Etiquette & Benefits
Meet & Greet
Quiet, Dad is watching ‘Meet the Press’!
Golf is next on the tube, unless it is preempted by golf at Ranch View with Dad. In the meantime the moderator and analysts on “Meet the Press” look like pros. Their confident voices give the impression that today’s wars, famines, bankruptcies and stock swings are explicable. Television’s experts aren’t the only ones working on a Sunday. In silence I formulate questions for my impending interview with Dad.
Question: Dad, do the moderator and analysts play golf after they shoot “Meet the Press”?
Hypothetical Answer: They don’t sit around watching “Mutual of Omaha’s Wild Kingdom” like someone I know. They go to country clubs. The ones based in Washington head to Congressional or Army Navy. The ones in Manhattan are members of Shinnecock Hills or National Golf Links of America on Long Island or of Winged Foot in Mamaroneck. There are expensive clubs in Connecticut too.

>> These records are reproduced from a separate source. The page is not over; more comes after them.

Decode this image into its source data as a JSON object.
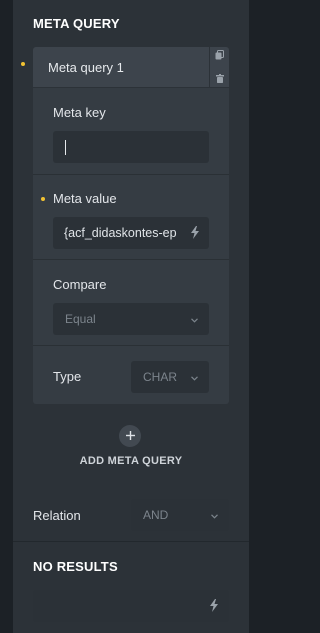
{
  "meta_query": {
    "title": "META QUERY",
    "item_title": "Meta query 1",
    "meta_key": {
      "label": "Meta key",
      "value": ""
    },
    "meta_value": {
      "label": "Meta value",
      "value": "{acf_didaskontes-ep"
    },
    "compare": {
      "label": "Compare",
      "value": "Equal"
    },
    "type": {
      "label": "Type",
      "value": "CHAR"
    },
    "add_label": "ADD META QUERY"
  },
  "relation": {
    "label": "Relation",
    "value": "AND"
  },
  "no_results": {
    "title": "NO RESULTS",
    "value": ""
  },
  "colors": {
    "panel": "#2c3238",
    "field": "#2b3137",
    "indicator": "#f1c232"
  },
  "icons": [
    "copy-icon",
    "trash-icon",
    "dynamic-data-bolt-icon",
    "chevron-down-icon",
    "plus-icon"
  ]
}
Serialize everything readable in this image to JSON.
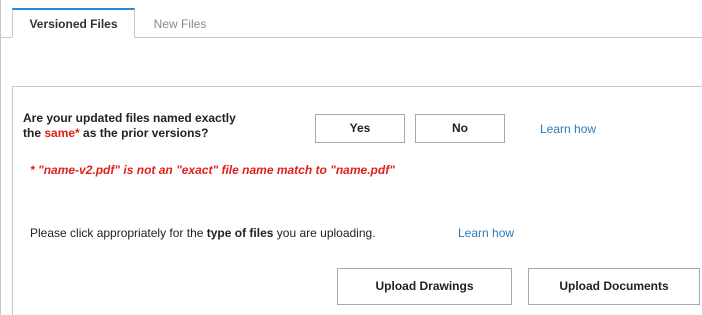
{
  "tabs": {
    "active_label": "Versioned Files",
    "inactive_label": "New Files"
  },
  "versioning": {
    "question_line1": "Are your updated files named exactly",
    "question_line2_before": "the ",
    "question_line2_highlight": "same*",
    "question_line2_after": " as the prior versions?",
    "yes_label": "Yes",
    "no_label": "No",
    "learn_how_label": "Learn how",
    "footnote": "* \"name-v2.pdf\" is not an \"exact\" file name match to \"name.pdf\""
  },
  "upload": {
    "instruction_before": "Please click appropriately for the ",
    "instruction_bold": "type of files",
    "instruction_after": " you are uploading.",
    "learn_how_label": "Learn how",
    "drawings_label": "Upload Drawings",
    "documents_label": "Upload Documents"
  },
  "colors": {
    "accent_tab": "#2a8ad4",
    "link": "#2a7ab8",
    "warning_red": "#e0201a"
  }
}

Will I have the courage to ask Dad a tough follow-up question: “Why don’t we belong to a country club?” After 60 min. of local, national and international crises, “Meet the Press” is over. Both sides of the debates finish the show as winners. Next, the golf pros display their command of the game. The players attract the attention of the camera and expect a paycheck at the end of the day. Their office of groomed lawns sends the message that time and money have been invested in the tournament’s success. Hushed tones from the broadcast booth also dignify the proceedings. I continue to practice my own delivery.
Question: Dad, why is our neighbor Mr. Jones good for nothing?
Hypothetical Answer: You overheard me say that about him? Well, we can’t be friends with everybody. We can be civil, or try to be. I did not insult Jones to his face. I expressed an opinion to your mother.
Question: People say Dr. Smith plays too much golf. Is that true?
Hypothetical Answer: It is a myth that all doctors spend their days off on the golf course. You watch too much television.
More follow-up questions occur to me, but my note-taking is interrupted by a barely perceptible shift in the atmosphere of the room. I look around. The tube is still on and Dad is still in his chair. I clear my throat, take a deep breath, and go right to the Million Dollar Question – spoken aloud this time and with my best imitation of calm to mask any resemblance to an anxious newshound pressing against the newsmaker of the hour.
Question: Dad, what will I be when I grow up?
There is no answer. Today’s interview is cancelled. There won’t be a round of golf today at Ranch View or anywhere else. Dad is sleeping the sleep of the just.
After I drift off too, Dad wakes up and changes the channel to “The Lawrence Welk Show,” which blends into and informs my dreams as inchoate questions:
Away, I’m bound away, ’cross the wide Missouri?
What the world needs now is love, sweet love?
Keep a little sunshine in your heart?
I can’t believe I’m losing you?
Du du liegst mir im Herzen?
Goodnight, sleep tight, and pleasant dreams to you? Here’s a wish, and a prayer, that every dream comes true? And now, ’til we meet again, adios, au revoir, Auf Wiedersehn?